Your task. Below are records; copy every line in them that holds the word "transfer".

Provided material.

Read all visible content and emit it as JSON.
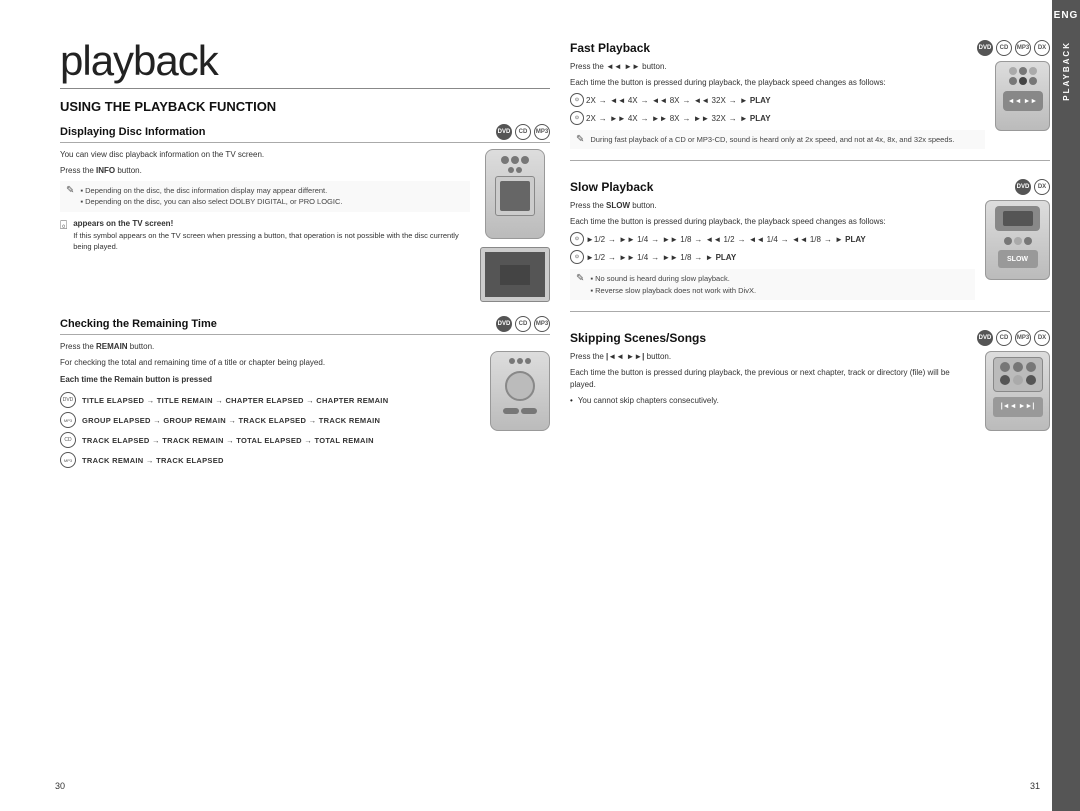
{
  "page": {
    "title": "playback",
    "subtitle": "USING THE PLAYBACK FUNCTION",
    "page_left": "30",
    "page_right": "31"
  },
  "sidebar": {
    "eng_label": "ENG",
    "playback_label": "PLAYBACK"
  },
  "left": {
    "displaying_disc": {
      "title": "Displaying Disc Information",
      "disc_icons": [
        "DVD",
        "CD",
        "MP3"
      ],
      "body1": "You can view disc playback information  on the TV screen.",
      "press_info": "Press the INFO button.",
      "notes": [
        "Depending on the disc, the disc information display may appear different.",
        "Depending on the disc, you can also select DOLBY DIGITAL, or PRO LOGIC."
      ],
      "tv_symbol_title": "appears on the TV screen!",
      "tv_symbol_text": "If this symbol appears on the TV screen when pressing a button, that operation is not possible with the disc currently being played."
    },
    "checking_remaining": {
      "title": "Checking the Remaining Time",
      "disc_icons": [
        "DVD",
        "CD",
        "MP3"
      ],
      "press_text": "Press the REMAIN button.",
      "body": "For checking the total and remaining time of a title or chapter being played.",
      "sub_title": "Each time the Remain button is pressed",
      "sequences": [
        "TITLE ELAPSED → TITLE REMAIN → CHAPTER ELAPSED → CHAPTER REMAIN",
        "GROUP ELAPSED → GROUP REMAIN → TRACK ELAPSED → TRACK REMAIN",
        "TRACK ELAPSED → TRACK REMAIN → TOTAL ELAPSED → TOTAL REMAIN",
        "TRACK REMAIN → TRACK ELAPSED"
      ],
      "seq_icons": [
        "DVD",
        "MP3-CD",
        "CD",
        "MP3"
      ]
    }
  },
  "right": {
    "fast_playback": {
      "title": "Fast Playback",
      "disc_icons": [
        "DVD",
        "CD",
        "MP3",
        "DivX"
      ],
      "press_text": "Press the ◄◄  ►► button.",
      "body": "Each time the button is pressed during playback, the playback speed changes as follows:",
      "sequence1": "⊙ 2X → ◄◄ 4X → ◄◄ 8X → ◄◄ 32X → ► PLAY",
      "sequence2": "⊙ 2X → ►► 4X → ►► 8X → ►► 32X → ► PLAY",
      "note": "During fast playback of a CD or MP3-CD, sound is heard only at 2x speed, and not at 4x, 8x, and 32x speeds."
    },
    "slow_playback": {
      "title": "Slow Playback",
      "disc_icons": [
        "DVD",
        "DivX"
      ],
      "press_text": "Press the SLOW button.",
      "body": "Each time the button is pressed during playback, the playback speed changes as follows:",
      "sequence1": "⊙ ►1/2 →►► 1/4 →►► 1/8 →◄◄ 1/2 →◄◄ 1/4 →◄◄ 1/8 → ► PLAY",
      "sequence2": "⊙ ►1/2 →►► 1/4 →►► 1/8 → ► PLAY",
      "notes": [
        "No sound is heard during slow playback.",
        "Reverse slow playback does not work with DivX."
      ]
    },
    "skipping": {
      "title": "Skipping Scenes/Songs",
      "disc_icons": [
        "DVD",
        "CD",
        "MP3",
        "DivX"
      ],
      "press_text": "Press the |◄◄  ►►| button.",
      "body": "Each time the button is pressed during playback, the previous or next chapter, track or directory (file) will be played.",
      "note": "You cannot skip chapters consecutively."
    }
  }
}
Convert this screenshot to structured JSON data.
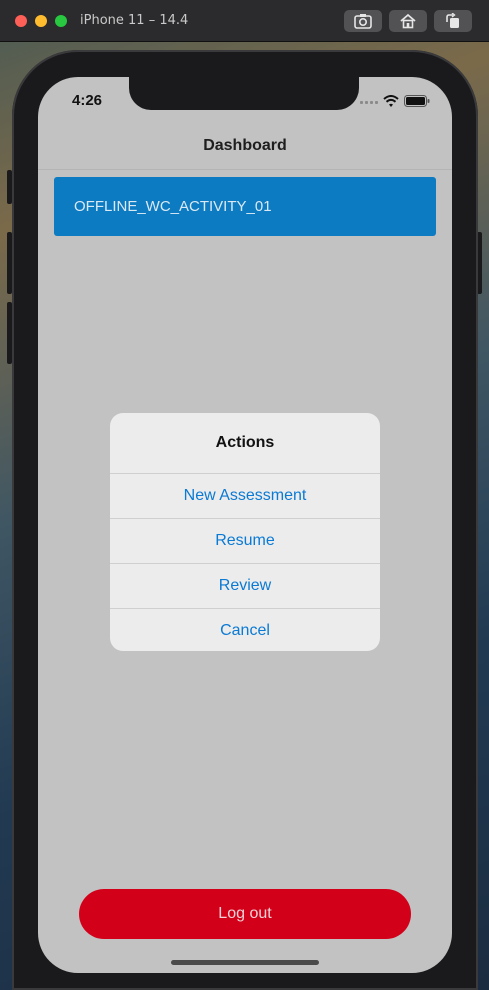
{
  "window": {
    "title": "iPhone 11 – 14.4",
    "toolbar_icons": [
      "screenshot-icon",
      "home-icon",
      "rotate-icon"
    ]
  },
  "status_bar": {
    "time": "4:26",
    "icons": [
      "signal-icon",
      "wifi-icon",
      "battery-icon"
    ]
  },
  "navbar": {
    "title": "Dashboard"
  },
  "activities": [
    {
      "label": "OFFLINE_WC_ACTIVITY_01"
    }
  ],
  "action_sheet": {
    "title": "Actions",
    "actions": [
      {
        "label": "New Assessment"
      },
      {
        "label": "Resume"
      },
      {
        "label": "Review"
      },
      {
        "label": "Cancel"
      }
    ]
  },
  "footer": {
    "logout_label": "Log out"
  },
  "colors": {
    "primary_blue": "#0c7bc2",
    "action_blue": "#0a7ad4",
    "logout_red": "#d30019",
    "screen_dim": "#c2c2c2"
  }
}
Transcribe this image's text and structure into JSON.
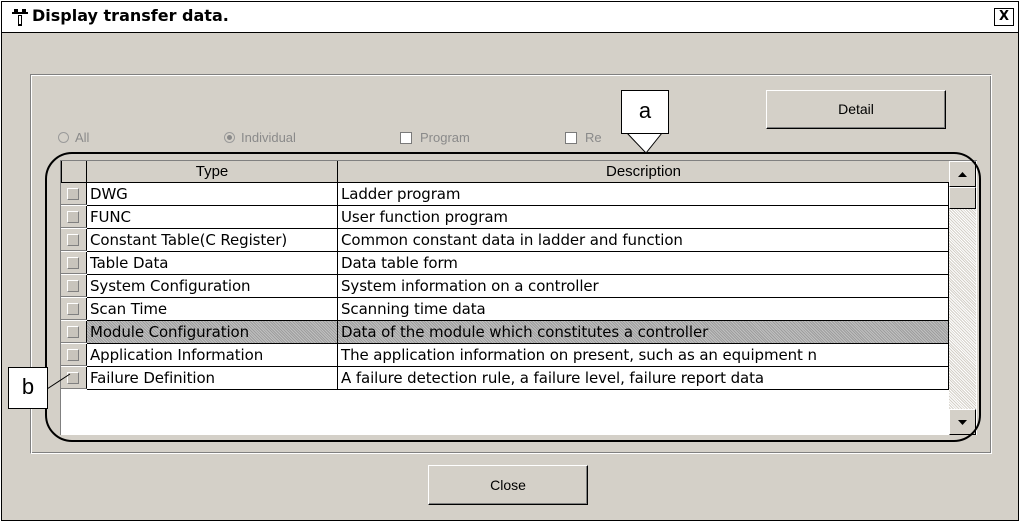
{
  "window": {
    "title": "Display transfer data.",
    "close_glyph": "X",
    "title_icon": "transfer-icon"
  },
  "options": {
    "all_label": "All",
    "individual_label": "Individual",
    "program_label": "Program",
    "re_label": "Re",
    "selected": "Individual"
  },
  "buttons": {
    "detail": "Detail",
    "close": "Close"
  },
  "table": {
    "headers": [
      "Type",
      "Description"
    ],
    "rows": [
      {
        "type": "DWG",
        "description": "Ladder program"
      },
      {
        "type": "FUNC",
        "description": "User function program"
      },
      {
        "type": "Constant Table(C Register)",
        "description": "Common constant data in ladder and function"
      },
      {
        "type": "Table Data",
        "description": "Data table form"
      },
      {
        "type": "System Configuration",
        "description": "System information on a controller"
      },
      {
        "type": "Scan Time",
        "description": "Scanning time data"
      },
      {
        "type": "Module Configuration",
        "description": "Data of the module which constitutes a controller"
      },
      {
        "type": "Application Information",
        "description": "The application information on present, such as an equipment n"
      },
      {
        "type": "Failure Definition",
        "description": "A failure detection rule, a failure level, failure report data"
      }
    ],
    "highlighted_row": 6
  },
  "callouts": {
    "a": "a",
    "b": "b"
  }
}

Response to the exercise.
    "title": "Display transfer data.",
    "title_icon": "transfer-icon"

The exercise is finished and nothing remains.